DATA UNDER STUDY —
------------------------
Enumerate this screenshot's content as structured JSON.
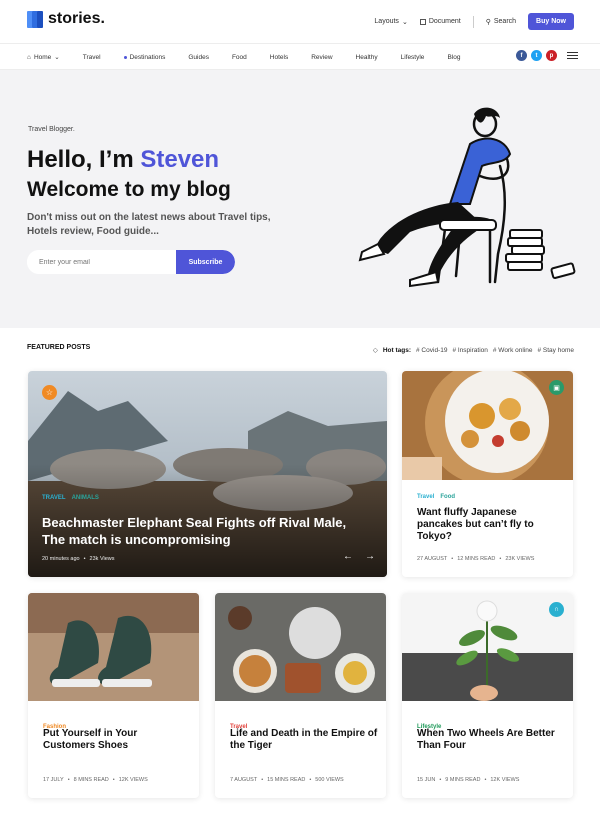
{
  "brand": {
    "name": "stories."
  },
  "header": {
    "layouts": "Layouts",
    "document": "Document",
    "search": "Search",
    "buy": "Buy Now"
  },
  "nav": {
    "items": [
      {
        "label": "Home"
      },
      {
        "label": "Travel"
      },
      {
        "label": "Destinations"
      },
      {
        "label": "Guides"
      },
      {
        "label": "Food"
      },
      {
        "label": "Hotels"
      },
      {
        "label": "Review"
      },
      {
        "label": "Healthy"
      },
      {
        "label": "Lifestyle"
      },
      {
        "label": "Blog"
      }
    ],
    "socials": [
      "f",
      "t",
      "p"
    ]
  },
  "hero": {
    "tag": "Travel Blogger.",
    "greeting": "Hello, I’m ",
    "name": "Steven",
    "welcome": "Welcome to my blog",
    "description": "Don't miss out on the latest news about Travel tips, Hotels review, Food guide...",
    "email_placeholder": "Enter your email",
    "subscribe": "Subscribe"
  },
  "featured": {
    "title": "FEATURED POSTS",
    "hot_tags_label": "Hot tags:",
    "hot_tags": [
      "# Covid-19",
      "# Inspiration",
      "# Work online",
      "# Stay home"
    ]
  },
  "posts": [
    {
      "cats": [
        "TRAVEL",
        "ANIMALS"
      ],
      "title": "Beachmaster Elephant Seal Fights off Rival Male, The match is uncompromising",
      "time": "20 minutes ago",
      "views": "23k Views"
    },
    {
      "cats": [
        "Travel",
        "Food"
      ],
      "title": "Want fluffy Japanese pancakes but can’t fly to Tokyo?",
      "date": "27 AUGUST",
      "read": "12 MINS READ",
      "views": "23K VIEWS"
    },
    {
      "cats": [
        "Fashion"
      ],
      "title": "Put Yourself in Your Customers Shoes",
      "date": "17 JULY",
      "read": "8 MINS READ",
      "views": "12K VIEWS"
    },
    {
      "cats": [
        "Travel"
      ],
      "title": "Life and Death in the Empire of the Tiger",
      "date": "7 AUGUST",
      "read": "15 MINS READ",
      "views": "500 VIEWS"
    },
    {
      "cats": [
        "Lifestyle"
      ],
      "title": "When Two Wheels Are Better Than Four",
      "date": "15 JUN",
      "read": "9 MINS READ",
      "views": "12K VIEWS"
    }
  ],
  "colors": {
    "accent": "#4f55d8",
    "travel": "#2aa39a",
    "food": "#2aa39a",
    "fashion": "#f08a24",
    "travel_red": "#e0403a",
    "lifestyle": "#1f9a5a"
  }
}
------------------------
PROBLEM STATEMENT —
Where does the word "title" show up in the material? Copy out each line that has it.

SOLUTION TO THIS EXERCISE —
    "title": "FEATURED POSTS",
      "title": "Beachmaster Elephant Seal Fights off Rival Male, The match is uncompromising",
      "title": "Want fluffy Japanese pancakes but can’t fly to Tokyo?",
      "title": "Put Yourself in Your Customers Shoes",
      "title": "Life and Death in the Empire of the Tiger",
      "title": "When Two Wheels Are Better Than Four",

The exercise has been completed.